Moreover, Plex grows using a “continuous innovation” model where enhancements and upgrades are delivered continuously and does not suffer the obsolescence, or need for upgrade implementations typical of on-premise solutions. In this way, Plex is uniquely able to stay up to date with the changing needs of manufacturing businesses. This approach allows Plex to satisfy the unique requirements of manufacturing operations, such as:
- Real-time production ecosystem
Plex MES delivers a real-time interoperable production system that guides, initiates and reports shop floor activities as they occur for optimized and responsive plant operations and processes.
- End-to-end traceability
For every action in production, there is a transaction in Plex so every piece of inventory is tracked for precise genealogy and traceability such as to isolate and contain potential quality issues.
- Closed-loop quality

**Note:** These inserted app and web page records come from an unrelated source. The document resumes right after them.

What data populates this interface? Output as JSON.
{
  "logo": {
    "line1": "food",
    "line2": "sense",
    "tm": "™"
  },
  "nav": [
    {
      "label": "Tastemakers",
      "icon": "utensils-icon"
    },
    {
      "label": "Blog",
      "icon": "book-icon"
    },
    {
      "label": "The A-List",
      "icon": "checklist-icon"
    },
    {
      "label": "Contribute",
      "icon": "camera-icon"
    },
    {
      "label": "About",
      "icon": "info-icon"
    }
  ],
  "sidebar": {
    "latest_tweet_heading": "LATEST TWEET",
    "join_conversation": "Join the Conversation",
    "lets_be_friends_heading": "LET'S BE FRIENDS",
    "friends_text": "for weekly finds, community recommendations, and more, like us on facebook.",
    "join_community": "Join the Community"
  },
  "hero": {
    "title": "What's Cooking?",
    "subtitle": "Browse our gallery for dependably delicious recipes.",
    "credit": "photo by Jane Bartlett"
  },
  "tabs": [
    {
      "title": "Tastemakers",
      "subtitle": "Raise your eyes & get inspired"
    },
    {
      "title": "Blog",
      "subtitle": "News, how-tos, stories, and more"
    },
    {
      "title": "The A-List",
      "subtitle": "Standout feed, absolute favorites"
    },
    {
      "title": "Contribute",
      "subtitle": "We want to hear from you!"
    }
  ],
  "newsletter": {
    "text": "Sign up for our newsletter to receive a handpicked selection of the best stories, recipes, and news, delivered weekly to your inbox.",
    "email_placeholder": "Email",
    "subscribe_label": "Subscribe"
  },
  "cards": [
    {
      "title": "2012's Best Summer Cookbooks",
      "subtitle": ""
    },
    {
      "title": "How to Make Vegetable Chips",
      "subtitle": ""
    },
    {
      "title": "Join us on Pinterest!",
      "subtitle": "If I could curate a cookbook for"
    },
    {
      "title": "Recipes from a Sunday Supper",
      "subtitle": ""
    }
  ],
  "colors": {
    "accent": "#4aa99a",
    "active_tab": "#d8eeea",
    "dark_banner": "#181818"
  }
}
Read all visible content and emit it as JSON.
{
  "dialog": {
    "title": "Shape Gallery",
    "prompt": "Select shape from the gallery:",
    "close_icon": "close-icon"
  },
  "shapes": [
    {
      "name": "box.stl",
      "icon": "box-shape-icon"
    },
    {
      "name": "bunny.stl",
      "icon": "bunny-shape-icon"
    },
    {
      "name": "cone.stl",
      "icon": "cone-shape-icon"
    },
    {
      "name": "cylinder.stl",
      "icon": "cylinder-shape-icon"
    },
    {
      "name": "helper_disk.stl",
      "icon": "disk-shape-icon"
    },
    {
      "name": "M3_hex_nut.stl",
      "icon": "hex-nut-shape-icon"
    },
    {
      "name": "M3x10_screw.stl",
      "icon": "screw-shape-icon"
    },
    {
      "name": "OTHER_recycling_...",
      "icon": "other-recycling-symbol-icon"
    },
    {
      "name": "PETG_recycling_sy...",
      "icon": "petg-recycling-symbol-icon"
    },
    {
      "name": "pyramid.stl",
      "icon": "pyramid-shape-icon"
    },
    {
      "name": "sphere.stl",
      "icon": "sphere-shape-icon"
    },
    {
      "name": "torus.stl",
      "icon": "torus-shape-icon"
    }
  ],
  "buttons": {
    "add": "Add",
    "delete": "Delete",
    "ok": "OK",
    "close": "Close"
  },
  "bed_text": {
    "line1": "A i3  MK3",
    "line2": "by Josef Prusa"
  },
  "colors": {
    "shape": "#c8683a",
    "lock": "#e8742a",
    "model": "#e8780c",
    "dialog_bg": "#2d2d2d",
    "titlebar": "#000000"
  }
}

Compliance with regulatory and quality standards is delivered through an integral quality control and checkpoint system in Plex MES, minimizing waste and ensuring standards compliance, documentation and traceability needs.
Plex customers are often large multinational corporations and require systems targeted to streamline and grow their operations. As such, Plex is deployed at manufacturing facilities to control operations for the whole subsidiary entity while communicating up to the parent enterprise, as a classic two-tier implementation. Plex has many customers operating in a two-tier mode.
Why Plex Now?
Built from the ground up for the cloud by manufacturing experts, Plex delivers the broad and deep ERP functionality that puts you ahead of the competition. The Plex Smart Manufacturing Platform is 100 percent focused on discrete and process manufacturing with industry-leading plant floor to top floor functionality. ERP and MES from Plex deliver unprecedented customer success through a relentless pursuit of continuous innovation for the manufacturing industry. The reason to choose Plex can be summed up by:
- Built for manufacturers.
With growth, manufacturers are faced with challenges to keep up with growing capacity. Because it was designed specifically for manufacturers, Plex more directly addresses the problems that modern manufacturers face. Plex allows you to drive operational efficiency by improving inventory accuracy, product quality and real-time reporting/analytics.
- Visibility of Operations.
As a complete, end-to-end solution for manufacturing businesses, Plex delivers a single, centrally managed source of manufacturing and business data. Connected from the top floor (business) all the way to work centers on the plant floor and all the way to the shop floor equipment itself, Plex ensures that data is collected at the “manufacturing moment.” This visibility makes traceability to specific data quick and easy and makes it simple to report and share across the enterprise.
- Cloud Adoption.
The rapid increase in cloud adoption – especially in controlled ways such as functional or division level – makes deploying Plex at a plant level ideal. The lower IT overhead costs make spinning up a new plant easier and more cost effective with lower risk. Moreover, replicating a successful deployment to additional plants can be accomplished in weeks versus months.